■ ENTRIES SHOWN ■
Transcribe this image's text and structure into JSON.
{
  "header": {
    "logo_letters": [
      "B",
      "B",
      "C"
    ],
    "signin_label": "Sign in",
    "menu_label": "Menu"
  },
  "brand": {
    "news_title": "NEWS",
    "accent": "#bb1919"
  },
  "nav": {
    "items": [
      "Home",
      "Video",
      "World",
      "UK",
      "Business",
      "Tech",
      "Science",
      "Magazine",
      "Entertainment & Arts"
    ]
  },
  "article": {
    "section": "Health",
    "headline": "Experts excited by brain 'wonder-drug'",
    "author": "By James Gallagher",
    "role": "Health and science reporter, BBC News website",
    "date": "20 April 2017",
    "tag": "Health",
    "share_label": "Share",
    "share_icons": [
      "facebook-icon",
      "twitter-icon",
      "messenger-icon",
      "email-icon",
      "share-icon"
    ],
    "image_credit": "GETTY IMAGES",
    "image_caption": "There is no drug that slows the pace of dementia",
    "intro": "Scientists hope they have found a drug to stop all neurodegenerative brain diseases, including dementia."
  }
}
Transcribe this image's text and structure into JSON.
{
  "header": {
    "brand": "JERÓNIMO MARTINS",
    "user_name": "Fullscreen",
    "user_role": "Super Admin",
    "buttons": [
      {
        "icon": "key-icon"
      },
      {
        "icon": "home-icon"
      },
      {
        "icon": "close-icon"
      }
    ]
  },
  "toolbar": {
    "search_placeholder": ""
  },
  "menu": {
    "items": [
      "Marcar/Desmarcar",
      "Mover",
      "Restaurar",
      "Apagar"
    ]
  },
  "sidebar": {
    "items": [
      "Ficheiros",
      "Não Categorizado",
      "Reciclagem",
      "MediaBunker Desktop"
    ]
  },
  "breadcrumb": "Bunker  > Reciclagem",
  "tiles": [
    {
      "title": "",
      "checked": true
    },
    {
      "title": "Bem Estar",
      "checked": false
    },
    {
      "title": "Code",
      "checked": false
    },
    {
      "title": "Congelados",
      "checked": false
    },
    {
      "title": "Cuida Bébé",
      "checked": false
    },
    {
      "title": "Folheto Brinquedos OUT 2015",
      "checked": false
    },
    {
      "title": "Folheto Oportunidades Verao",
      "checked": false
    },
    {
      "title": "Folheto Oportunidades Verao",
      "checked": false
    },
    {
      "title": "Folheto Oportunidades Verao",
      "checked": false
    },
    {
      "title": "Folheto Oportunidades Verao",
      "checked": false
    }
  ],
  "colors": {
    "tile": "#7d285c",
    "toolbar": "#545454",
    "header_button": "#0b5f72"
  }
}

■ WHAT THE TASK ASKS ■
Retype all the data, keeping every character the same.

■ SOLUTION TO THE PROBLEM ■
Transcribe this image's text and structure into JSON.
{
  "header": {
    "logo_letters": [
      "B",
      "B",
      "C"
    ],
    "signin_label": "Sign in",
    "menu_label": "Menu"
  },
  "brand": {
    "news_title": "NEWS",
    "accent": "#bb1919"
  },
  "nav": {
    "items": [
      "Home",
      "Video",
      "World",
      "UK",
      "Business",
      "Tech",
      "Science",
      "Magazine",
      "Entertainment & Arts"
    ]
  },
  "article": {
    "section": "Health",
    "headline": "Experts excited by brain 'wonder-drug'",
    "author": "By James Gallagher",
    "role": "Health and science reporter, BBC News website",
    "date": "20 April 2017",
    "tag": "Health",
    "share_label": "Share",
    "share_icons": [
      "facebook-icon",
      "twitter-icon",
      "messenger-icon",
      "email-icon",
      "share-icon"
    ],
    "image_credit": "GETTY IMAGES",
    "image_caption": "There is no drug that slows the pace of dementia",
    "intro": "Scientists hope they have found a drug to stop all neurodegenerative brain diseases, including dementia."
  }
}
Transcribe this image's text and structure into JSON.
{
  "header": {
    "brand": "JERÓNIMO MARTINS",
    "user_name": "Fullscreen",
    "user_role": "Super Admin",
    "buttons": [
      {
        "icon": "key-icon"
      },
      {
        "icon": "home-icon"
      },
      {
        "icon": "close-icon"
      }
    ]
  },
  "toolbar": {
    "search_placeholder": ""
  },
  "menu": {
    "items": [
      "Marcar/Desmarcar",
      "Mover",
      "Restaurar",
      "Apagar"
    ]
  },
  "sidebar": {
    "items": [
      "Ficheiros",
      "Não Categorizado",
      "Reciclagem",
      "MediaBunker Desktop"
    ]
  },
  "breadcrumb": "Bunker  > Reciclagem",
  "tiles": [
    {
      "title": "",
      "checked": true
    },
    {
      "title": "Bem Estar",
      "checked": false
    },
    {
      "title": "Code",
      "checked": false
    },
    {
      "title": "Congelados",
      "checked": false
    },
    {
      "title": "Cuida Bébé",
      "checked": false
    },
    {
      "title": "Folheto Brinquedos OUT 2015",
      "checked": false
    },
    {
      "title": "Folheto Oportunidades Verao",
      "checked": false
    },
    {
      "title": "Folheto Oportunidades Verao",
      "checked": false
    },
    {
      "title": "Folheto Oportunidades Verao",
      "checked": false
    },
    {
      "title": "Folheto Oportunidades Verao",
      "checked": false
    }
  ],
  "colors": {
    "tile": "#7d285c",
    "toolbar": "#545454",
    "header_button": "#0b5f72"
  }
}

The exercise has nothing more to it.